Eid Celebrations in China
Millions of people in the world have been celebrating Eid these last few days. Eid in China is actually happening today, and Chinese people belonging to nine or ten ethnic groups are celebrating it. Happiness and bliss is for everyone, so happy Eid everyone!
For many of us, the celebration of Eid is rather a traditional custom of our ethnic group (the Hui). For me, Eid celebrations represent a sweet memory of family gathering, and a moment of praying for my beloved grandparents and auntie.
My family used to all gather together (over 40 people, a big gathering:) ) the night before Eid to prepare food, especially the very traditional Eid food “You Xiang”.
The day after, we used to join a big crowd in the celebration area – it was my favorite time, because there you can see people mainly from minority groups gather together (for example, Hui or Weiwu’er) – I remember when I was little, I used to think they were all from abroad somewhere, because they looked so different to normal Han Chinese people. After praying for my grandparents and auntie, we would finish with a big meal feast.
- All the sweet memory – now, I am miles, miles away……
Chinese You Xiang
The food, the most symbolic food for this occasion is called Youxiang. (In English, it literally means ‘oil fragrance’.) It is fairly easy to make – It is just raised flour made into a round shape, and oil fried. – Sounds simple, no? But I remember my aunties and uncles used to discuss endlessly about details and made lots of preparations before preparing them. They would be able to tell you depending on how many people you need to prepare for, so how much flour and oil is needed, etc. For keeping on with tradition, I made some as well, however – not very sucessful – so I can never say it is easy or simple anymore. :)
However, Youxiang culture is never just simple. For example, before making You Xiang, the cooks (and those who are going to be near the cooker) need to “wash” themselves first, and then a particular kind of incense needs to be lighted up throughout the whole preparation and cooking process.

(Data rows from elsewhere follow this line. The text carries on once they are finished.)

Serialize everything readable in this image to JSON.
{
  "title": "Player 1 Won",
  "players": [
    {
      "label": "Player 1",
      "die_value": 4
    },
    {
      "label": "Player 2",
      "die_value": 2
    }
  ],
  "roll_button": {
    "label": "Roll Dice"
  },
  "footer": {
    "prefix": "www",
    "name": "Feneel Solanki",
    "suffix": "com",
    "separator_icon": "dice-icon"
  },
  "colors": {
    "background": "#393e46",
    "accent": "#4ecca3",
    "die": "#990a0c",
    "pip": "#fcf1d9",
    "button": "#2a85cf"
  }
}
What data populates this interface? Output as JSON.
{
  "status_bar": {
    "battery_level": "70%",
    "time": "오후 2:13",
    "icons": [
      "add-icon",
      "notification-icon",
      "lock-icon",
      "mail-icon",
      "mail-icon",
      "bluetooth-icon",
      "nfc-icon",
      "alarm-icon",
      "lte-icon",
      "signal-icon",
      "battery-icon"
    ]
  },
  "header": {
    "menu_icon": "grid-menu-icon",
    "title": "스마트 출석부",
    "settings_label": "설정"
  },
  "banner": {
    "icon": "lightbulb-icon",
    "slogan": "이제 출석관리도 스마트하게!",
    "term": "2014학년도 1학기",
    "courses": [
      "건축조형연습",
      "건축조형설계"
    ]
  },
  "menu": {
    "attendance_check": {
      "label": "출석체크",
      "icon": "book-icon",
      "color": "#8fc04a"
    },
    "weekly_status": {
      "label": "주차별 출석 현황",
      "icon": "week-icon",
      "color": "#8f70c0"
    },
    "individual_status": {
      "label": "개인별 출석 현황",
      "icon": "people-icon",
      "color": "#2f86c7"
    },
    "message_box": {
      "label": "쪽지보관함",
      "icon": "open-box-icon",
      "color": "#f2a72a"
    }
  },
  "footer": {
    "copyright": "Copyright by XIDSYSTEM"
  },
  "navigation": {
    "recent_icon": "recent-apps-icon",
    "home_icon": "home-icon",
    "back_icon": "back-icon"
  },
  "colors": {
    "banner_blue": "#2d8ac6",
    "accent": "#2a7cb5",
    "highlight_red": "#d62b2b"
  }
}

Then YouXiang needs to be packed as a pair in a bag for giving to friends, relatives or other people who share the same custom. You can give to people more than one pack, but the number of Youxiang always needs to be even. And when eating Youxiang, it needs to be torn or chopped into small pieces first, (normally around 4 pieces), it can never be eaten as a whole, which can be seen as a sign of very bad manner.
Youxiang is not only made for Eid, but also for many important occasions in my ethnic group, for example, for ‘memorial services’.
The recipe: Chinese You Xiang for Eid Celebration
Coming to how to make them – different regions in China have different ways Here I can only tell how my parents normally made them – briefly, as I did not make it very well this time.:(
Oil, plain flour, yeast (or soda, or other raising agent that you are familiar with), salt
1) Raising up the flour, and add in some salt. (Traditionally, many people use both yeast, alkaline water and salt to balance the PH level for the dough).
2) Divide the dough into smaller portions.
3) Roll the smaller dough into a round flat sheet, round 15cm diameter, 0.5cm thickness.
4) In a wok, pour in oil. (At least around 15cm deep), and turn on the fire (medium to low). When the oil is very hot, place the flat sheet into the oil. The sheet is supposed by ‘inflated’ in the middle.
5)Until both sides turn into ‘brawn’ colour, remove it from the oil.
I made relatively smaller ones, but unfortunately, I made them too salty, could not give it out to friends anymore. A lesson learned. :(
You xiang can be frozen. When warming them up, you can use the microwave, but again, very briefly, otherwise, they could get too hard. There is a better way of warming them up — namely by placing on top of rice – when you make rice, the water is just absorbed, or warm up rice, place Youxiang on top of rice. Then you can get soft and warm Youxiang.
They can be eaten as snack, or part of stable food with soup or congee.